GRR Inc. offers a Web link off our main site for families in need of placing their pets on our courtesy listing page. Your pet must be fully vetted and up to date on all vaccinations. Your pet will have its own Web page with pictures and a personality profile to promote a quick adoption. We feel like in this time of financial difficulty that this is an area that needs to be addressed.

Please consider this week, the time to honor animals everywhere, by spaying or neutering your pet, volunteering at your local animal shelter or rescue group (we can always use help), or making a donation in honor or memory of your own beloved pet. Just a $75 donation will sponsor one dog's medical needs to prepare it for an adoption and a healthy, happy life. With this tax deductible donation you will receive a certificate of sponsorship and a picture of the dog you have given a new life. Food, storage buildings, dog houses, dog pens, beds, collars, leashes, crates, toys, flea and tick preventatives, hay and shavings are always a welcome tax deductible donation.

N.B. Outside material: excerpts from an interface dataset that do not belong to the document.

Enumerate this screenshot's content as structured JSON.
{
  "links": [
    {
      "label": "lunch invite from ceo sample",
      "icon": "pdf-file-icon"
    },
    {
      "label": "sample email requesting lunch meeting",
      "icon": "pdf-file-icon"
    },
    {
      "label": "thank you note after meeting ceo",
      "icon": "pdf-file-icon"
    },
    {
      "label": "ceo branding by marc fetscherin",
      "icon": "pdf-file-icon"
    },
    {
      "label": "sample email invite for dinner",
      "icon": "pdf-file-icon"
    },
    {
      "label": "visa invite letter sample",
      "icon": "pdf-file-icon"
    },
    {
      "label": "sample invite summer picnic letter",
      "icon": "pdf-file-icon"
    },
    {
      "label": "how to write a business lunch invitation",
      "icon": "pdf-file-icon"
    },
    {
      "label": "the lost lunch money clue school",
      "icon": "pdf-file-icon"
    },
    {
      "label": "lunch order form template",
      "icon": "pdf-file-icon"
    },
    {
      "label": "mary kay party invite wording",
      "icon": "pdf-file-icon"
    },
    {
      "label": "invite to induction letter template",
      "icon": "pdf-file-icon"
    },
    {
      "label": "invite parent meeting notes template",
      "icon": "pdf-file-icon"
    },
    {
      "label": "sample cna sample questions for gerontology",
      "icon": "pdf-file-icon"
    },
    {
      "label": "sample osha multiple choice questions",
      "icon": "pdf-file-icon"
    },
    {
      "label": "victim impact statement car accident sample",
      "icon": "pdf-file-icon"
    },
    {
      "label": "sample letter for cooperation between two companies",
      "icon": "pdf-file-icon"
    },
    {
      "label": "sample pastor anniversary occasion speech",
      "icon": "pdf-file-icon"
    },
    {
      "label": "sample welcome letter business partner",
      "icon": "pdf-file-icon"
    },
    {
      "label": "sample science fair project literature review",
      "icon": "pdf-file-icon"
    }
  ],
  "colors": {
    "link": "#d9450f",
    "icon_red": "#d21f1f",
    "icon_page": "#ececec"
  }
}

For more information visit our Web site at or e-mail us at for questions concerning one of the dogs listed on our Web site or if you are interested in getting matched with a new pet partner please call 706-342-4026.